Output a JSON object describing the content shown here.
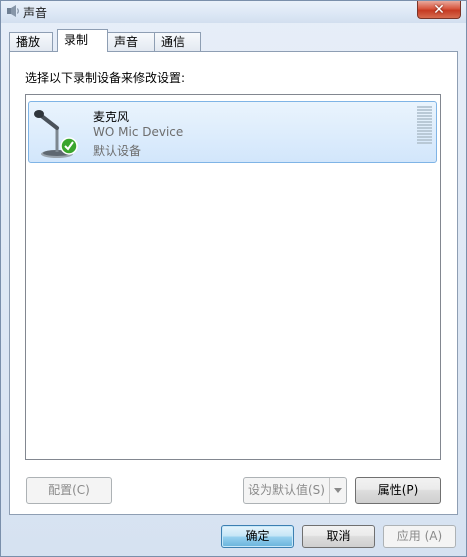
{
  "window": {
    "title": "声音",
    "close_label": "✕"
  },
  "tabs": [
    {
      "label": "播放"
    },
    {
      "label": "录制"
    },
    {
      "label": "声音"
    },
    {
      "label": "通信"
    }
  ],
  "recording": {
    "instruction": "选择以下录制设备来修改设置:",
    "devices": [
      {
        "name": "麦克风",
        "description": "WO Mic Device",
        "status": "默认设备",
        "icon": "microphone-icon",
        "badge_icon": "checkmark-icon",
        "input_level": 0
      }
    ]
  },
  "panel_buttons": {
    "configure": "配置(C)",
    "set_default": "设为默认值(S)",
    "properties": "属性(P)"
  },
  "dialog_buttons": {
    "ok": "确定",
    "cancel": "取消",
    "apply": "应用 (A)"
  },
  "colors": {
    "selection_border": "#7fb4e6",
    "selection_fill": "#d2e6fb",
    "close_red": "#c63a22",
    "check_green": "#3aa52d"
  }
}
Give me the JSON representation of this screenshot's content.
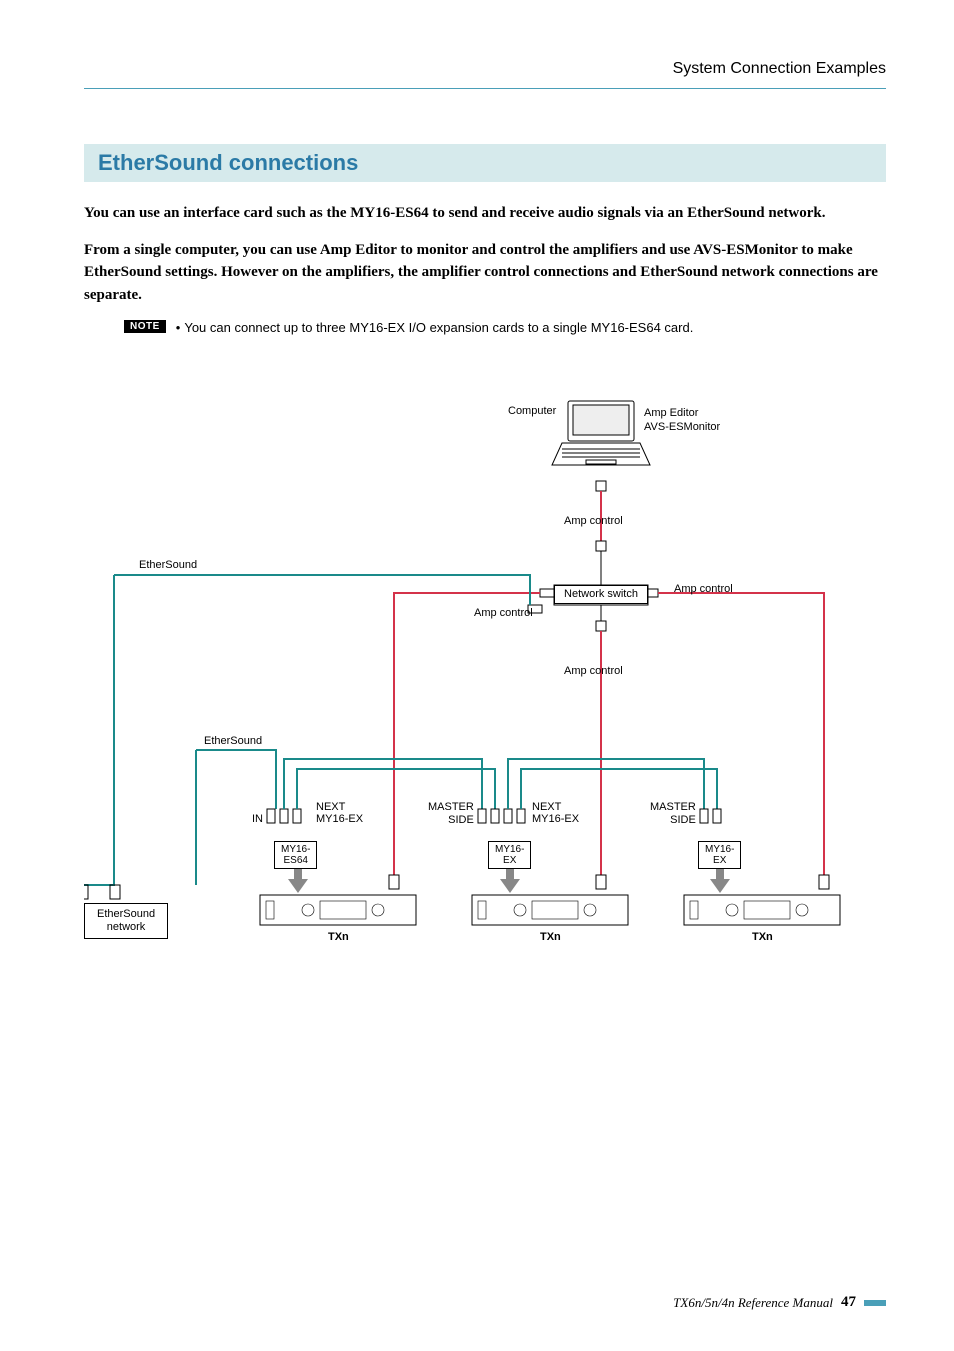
{
  "header": {
    "section_title": "System Connection Examples"
  },
  "section": {
    "heading": "EtherSound connections"
  },
  "paragraphs": {
    "p1": "You can use an interface card such as the MY16-ES64 to send and receive audio signals via an EtherSound network.",
    "p2": "From a single computer, you can use Amp Editor to monitor and control the amplifiers and use AVS-ESMonitor to make EtherSound settings. However on the amplifiers, the amplifier control connections and EtherSound network connections are separate."
  },
  "note": {
    "badge": "NOTE",
    "bullet": "•",
    "text": "You can connect up to three MY16-EX I/O expansion cards to a single MY16-ES64 card."
  },
  "diagram": {
    "computer_label": "Computer",
    "software_labels_line1": "Amp Editor",
    "software_labels_line2": "AVS-ESMonitor",
    "amp_control": "Amp control",
    "ethersound": "EtherSound",
    "network_switch": "Network switch",
    "in": "IN",
    "next": "NEXT",
    "master_side": "MASTER\nSIDE",
    "my16_ex_inline": "MY16-EX",
    "my16_es64_box": "MY16-\nES64",
    "my16_ex_box": "MY16-\nEX",
    "ethersound_network": "EtherSound\nnetwork",
    "txn": "TXn"
  },
  "footer": {
    "manual_name": "TX6n/5n/4n  Reference Manual",
    "page_number": "47"
  },
  "colors": {
    "accent_teal": "#4a9fb8",
    "heading_bg": "#d6eaec",
    "heading_fg": "#2b7aa6",
    "ethersound_teal": "#1a8a8a",
    "amp_control_red": "#d4324a"
  }
}
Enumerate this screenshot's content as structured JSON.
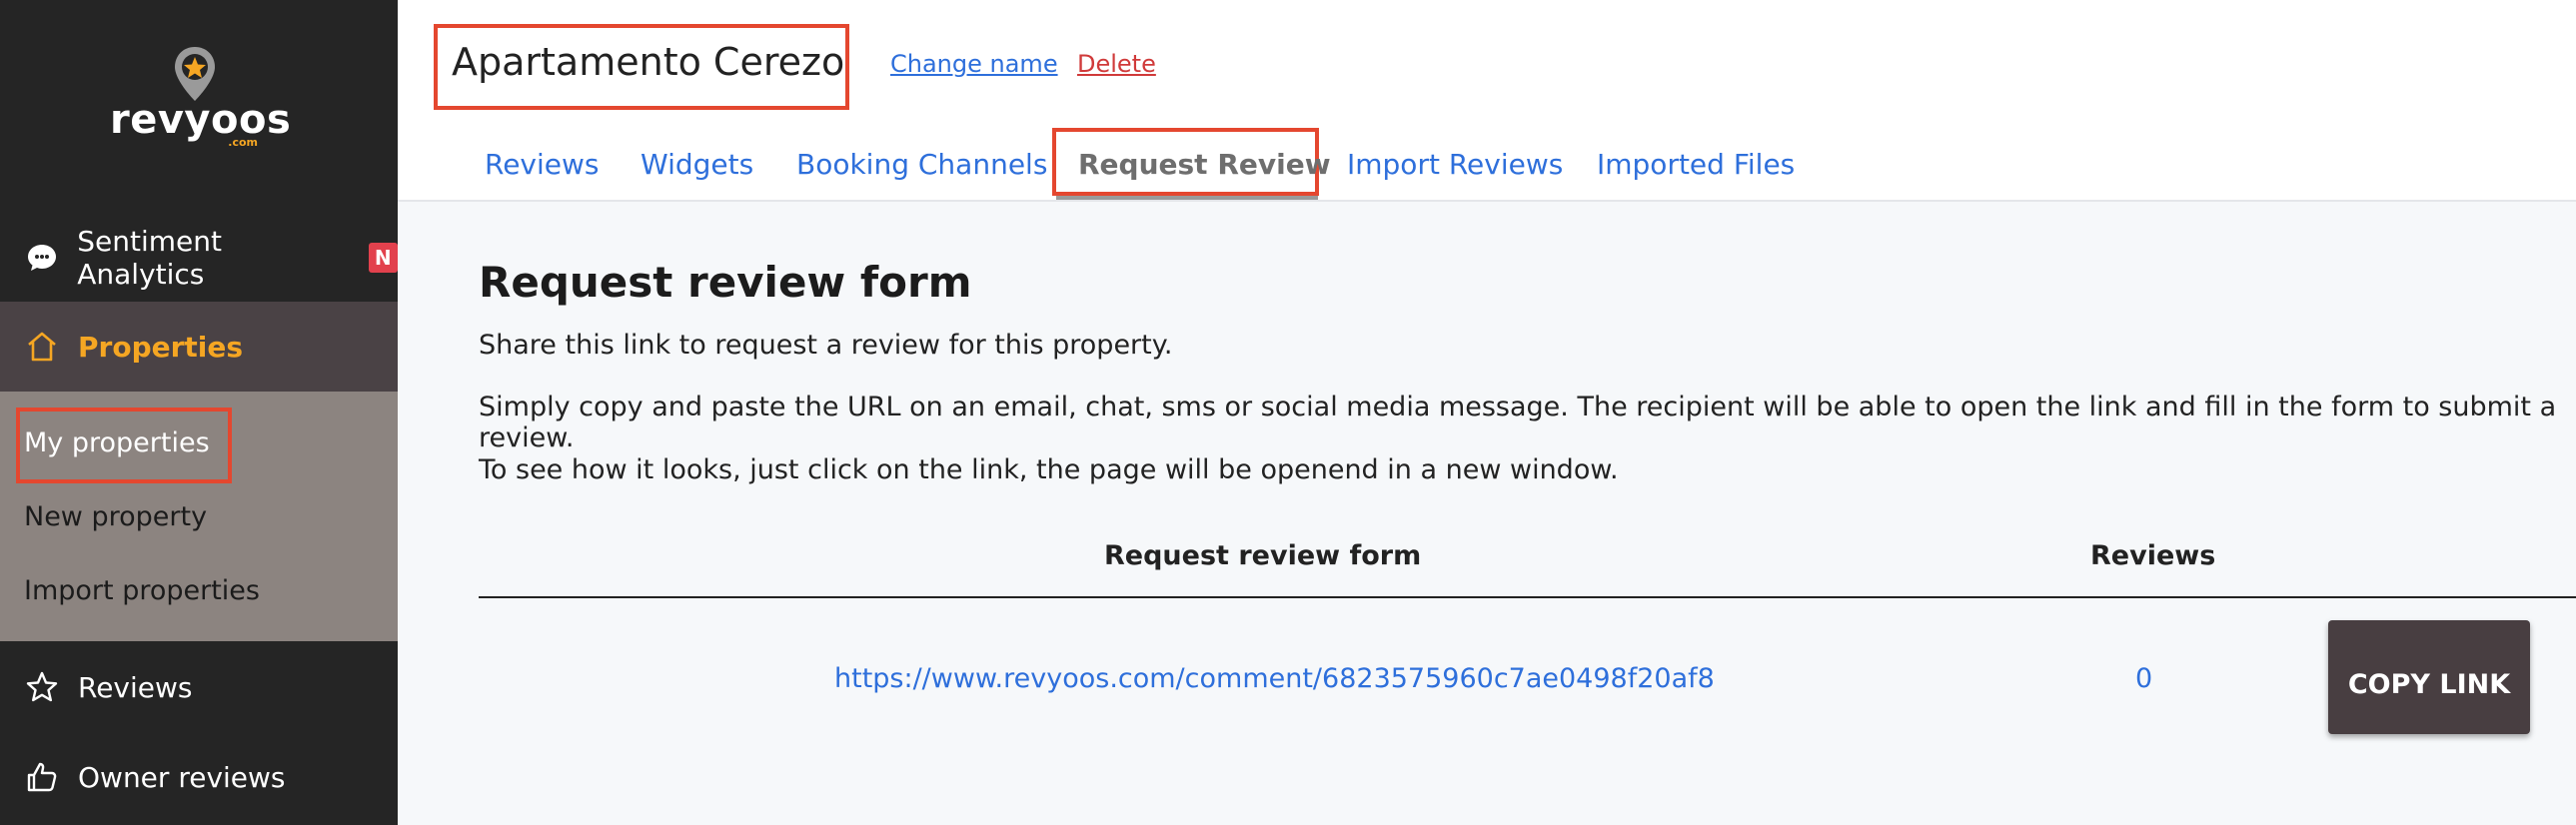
{
  "brand": {
    "name": "revyoos",
    "tld": ".com"
  },
  "sidebar": {
    "sentiment": {
      "label": "Sentiment Analytics",
      "badge": "N"
    },
    "properties": {
      "label": "Properties"
    },
    "submenu": [
      "My properties",
      "New property",
      "Import properties"
    ],
    "reviews": {
      "label": "Reviews"
    },
    "owner_reviews": {
      "label": "Owner reviews"
    }
  },
  "header": {
    "property_name": "Apartamento Cerezo",
    "change_name": "Change name",
    "delete": "Delete"
  },
  "tabs": [
    "Reviews",
    "Widgets",
    "Booking Channels",
    "Request Review",
    "Import Reviews",
    "Imported Files"
  ],
  "active_tab": "Request Review",
  "content": {
    "title": "Request review form",
    "paragraphs": [
      "Share this link to request a review for this property.",
      "Simply copy and paste the URL on an email, chat, sms or social media message. The recipient will be able to open the link and fill in the form to submit a review.",
      "To see how it looks, just click on the link, the page will be openend in a new window."
    ]
  },
  "table": {
    "headers": [
      "Request review form",
      "Reviews"
    ],
    "row": {
      "url": "https://www.revyoos.com/comment/6823575960c7ae0498f20af8",
      "reviews": "0",
      "button": "COPY LINK"
    }
  },
  "colors": {
    "accent": "#f5a623",
    "link": "#2e6fdb",
    "highlight": "#e4472f",
    "sidebar": "#252525"
  }
}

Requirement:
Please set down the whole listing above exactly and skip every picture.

Answer section:
Output a JSON object describing the content shown here.
{
  "window": {
    "title": "声音",
    "close_label": "✕"
  },
  "tabs": [
    {
      "label": "播放"
    },
    {
      "label": "录制"
    },
    {
      "label": "声音"
    },
    {
      "label": "通信"
    }
  ],
  "recording": {
    "instruction": "选择以下录制设备来修改设置:",
    "devices": [
      {
        "name": "麦克风",
        "description": "WO Mic Device",
        "status": "默认设备",
        "icon": "microphone-icon",
        "badge_icon": "checkmark-icon",
        "input_level": 0
      }
    ]
  },
  "panel_buttons": {
    "configure": "配置(C)",
    "set_default": "设为默认值(S)",
    "properties": "属性(P)"
  },
  "dialog_buttons": {
    "ok": "确定",
    "cancel": "取消",
    "apply": "应用 (A)"
  },
  "colors": {
    "selection_border": "#7fb4e6",
    "selection_fill": "#d2e6fb",
    "close_red": "#c63a22",
    "check_green": "#3aa52d"
  }
}
Give me the JSON representation of this screenshot's content.
{
  "header": {
    "section_title": "System Connection Examples"
  },
  "section": {
    "heading": "EtherSound connections"
  },
  "paragraphs": {
    "p1": "You can use an interface card such as the MY16-ES64 to send and receive audio signals via an EtherSound network.",
    "p2": "From a single computer, you can use Amp Editor to monitor and control the amplifiers and use AVS-ESMonitor to make EtherSound settings. However on the amplifiers, the amplifier control connections and EtherSound network connections are separate."
  },
  "note": {
    "badge": "NOTE",
    "bullet": "•",
    "text": "You can connect up to three MY16-EX I/O expansion cards to a single MY16-ES64 card."
  },
  "diagram": {
    "computer_label": "Computer",
    "software_labels_line1": "Amp Editor",
    "software_labels_line2": "AVS-ESMonitor",
    "amp_control": "Amp control",
    "ethersound": "EtherSound",
    "network_switch": "Network switch",
    "in": "IN",
    "next": "NEXT",
    "master_side": "MASTER\nSIDE",
    "my16_ex_inline": "MY16-EX",
    "my16_es64_box": "MY16-\nES64",
    "my16_ex_box": "MY16-\nEX",
    "ethersound_network": "EtherSound\nnetwork",
    "txn": "TXn"
  },
  "footer": {
    "manual_name": "TX6n/5n/4n  Reference Manual",
    "page_number": "47"
  },
  "colors": {
    "accent_teal": "#4a9fb8",
    "heading_bg": "#d6eaec",
    "heading_fg": "#2b7aa6",
    "ethersound_teal": "#1a8a8a",
    "amp_control_red": "#d4324a"
  }
}
Enumerate this screenshot's content as structured JSON.
{
  "brand": {
    "name": "revyoos",
    "tld": ".com"
  },
  "sidebar": {
    "sentiment": {
      "label": "Sentiment Analytics",
      "badge": "N"
    },
    "properties": {
      "label": "Properties"
    },
    "submenu": [
      "My properties",
      "New property",
      "Import properties"
    ],
    "reviews": {
      "label": "Reviews"
    },
    "owner_reviews": {
      "label": "Owner reviews"
    }
  },
  "header": {
    "property_name": "Apartamento Cerezo",
    "change_name": "Change name",
    "delete": "Delete"
  },
  "tabs": [
    "Reviews",
    "Widgets",
    "Booking Channels",
    "Request Review",
    "Import Reviews",
    "Imported Files"
  ],
  "active_tab": "Request Review",
  "content": {
    "title": "Request review form",
    "paragraphs": [
      "Share this link to request a review for this property.",
      "Simply copy and paste the URL on an email, chat, sms or social media message. The recipient will be able to open the link and fill in the form to submit a review.",
      "To see how it looks, just click on the link, the page will be openend in a new window."
    ]
  },
  "table": {
    "headers": [
      "Request review form",
      "Reviews"
    ],
    "row": {
      "url": "https://www.revyoos.com/comment/6823575960c7ae0498f20af8",
      "reviews": "0",
      "button": "COPY LINK"
    }
  },
  "colors": {
    "accent": "#f5a623",
    "link": "#2e6fdb",
    "highlight": "#e4472f",
    "sidebar": "#252525"
  }
}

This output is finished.